I’ve been writing about the implications of Peak Oil here for a number of years. (If you’re a new reader, Peak Oil is the idea that eventually we will have accessed all the cheap oil that remains in the ground, there will still be additional oil, but the prices will rise.) I’ve been particularly concerned about the effect that a steep rise in energy prices would have on the life of a local congregation.
Over the past month there’s been a number of reports online that indicate that while we’re coming close to exhausting the major easily accessible oil fields globally, the situation is changing. The BBC has a good piece with lots of background that cuts to the chase thusly:
“Supply has been boosted by unconventional oil extracted from rocks which were previously uneconomic to exploit – like oil shales and tar sands. It takes much more energy and water to separate the oil from these rocks than conventional oil drilling so it’s much worse for the environment.
But your car doesn’t know or care whether it’s running on conventional oil or tar sand oil.
Fears over ‘peak oil’ haven’t evaporated, but the advent of unconventional oils has driven the peak further into the distance.
There’s also a boom in unconventional gas production that’s made the Americans relax about energy security. Gas can be turned into diesel – at a cost – pushing peak oil further into the distance. If things get really bad we can also turn coal into diesel.”
There’s a longish white paper (with a convenient executive summary) that you can read as well. The paper says that the big issue at the moment isn’t a decline in oil reserves but that the recent investment in oil production methods has had the effect of massively increasing our ability to pump more oil.
So… does this mean the Peak Oil concern is dead? Well, it’s not as big a deal as it was five years ago, that seems certain.
One of the key parts of the idea was that sans some sort of technological breakthrough we were going to have the global economy stymied because of rising energy costs. What appears to have happened is we were able to find that technological breakthrough – in the form of new drilling methods that have allowed us to get access to previously unexplainable reserves.
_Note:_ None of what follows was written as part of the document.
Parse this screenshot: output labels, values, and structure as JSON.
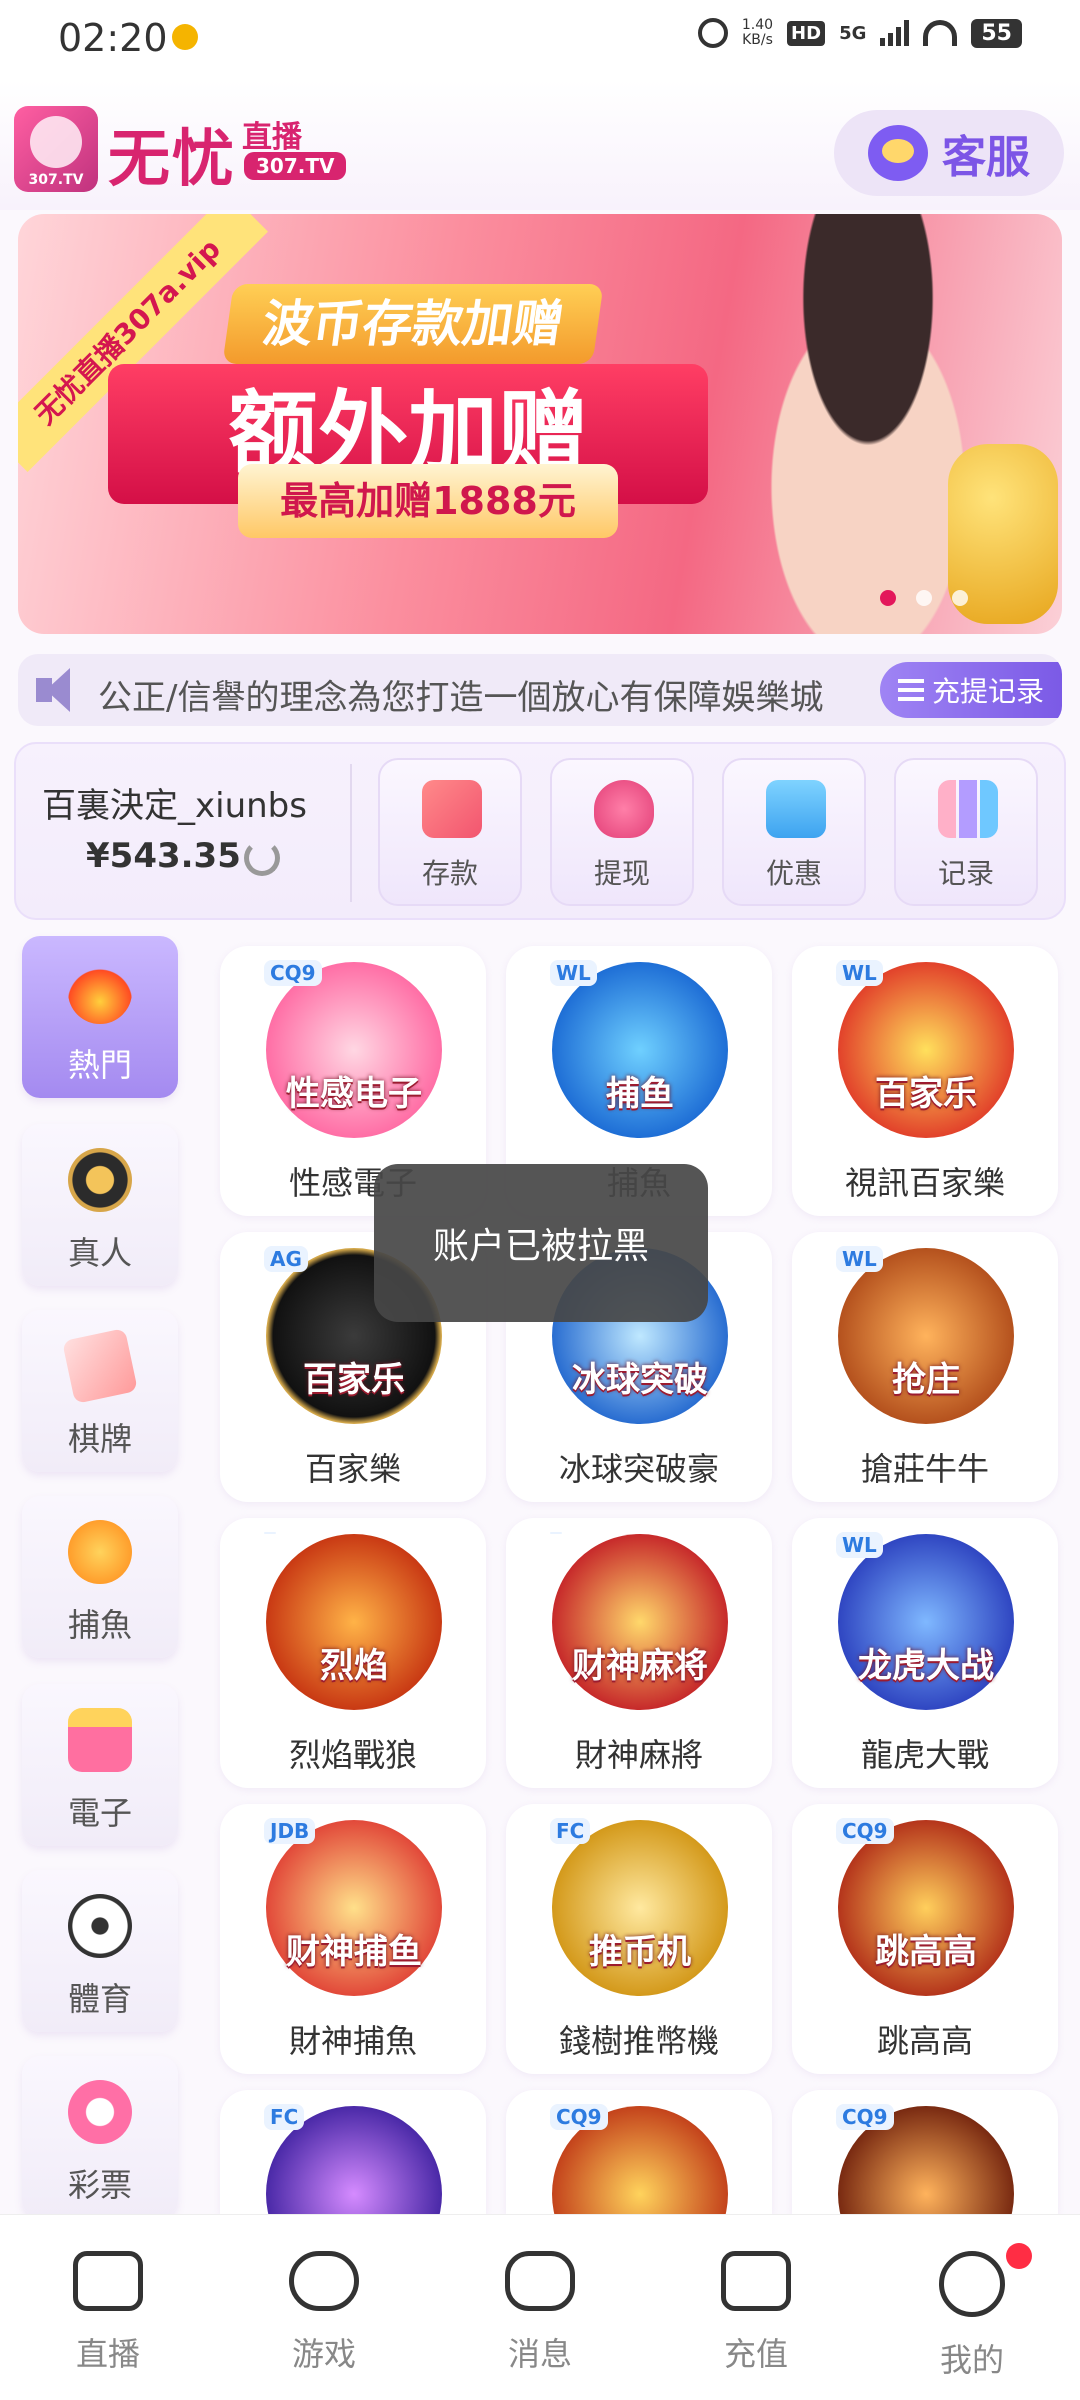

But there is a bit of a catch – the actual cost of extracting the oil is rising. The new tech is more expensive than the previous tech. But since about 80% of the cost of a barrel of oil at the moment is due to speculators on the commodity market driving up prices, there’s plenty of give in the present price. If you double the cost of extraction (a reasonable estimate) you still have oil at today’s price, with 60% of the cost per bbl due to speculation.
Which means the free market setting the oil price still has a lot of elasticity, and we shouldn’t expect a major run-up in prices anytime soon. In fact the concern is the opposite, that prices might fall precipitously and the resultant decline in revenues would destabilize OPEC national economies.
I imagine there are still implications for the Church, but I think they’re second order effects, and we’ll need to think a bit about what they might be. But in the short term, people are going to be able to afford to drive their cars to worship. The trend toward young people moving to the city cores again will probably continue, but I don’t imagine it will be accelerated by people worried about energy costs. The other thing is that I don’t imagine energy prices will fall in a major way from where they are now – at least not in the long term. That means a large, but hopefully stable, portion of a congregation’s budget will be dedicated to HVAC energy expenditures. It’s still probably worth trying to find conservation methods to lower that cost.
Any thing else that you can think of?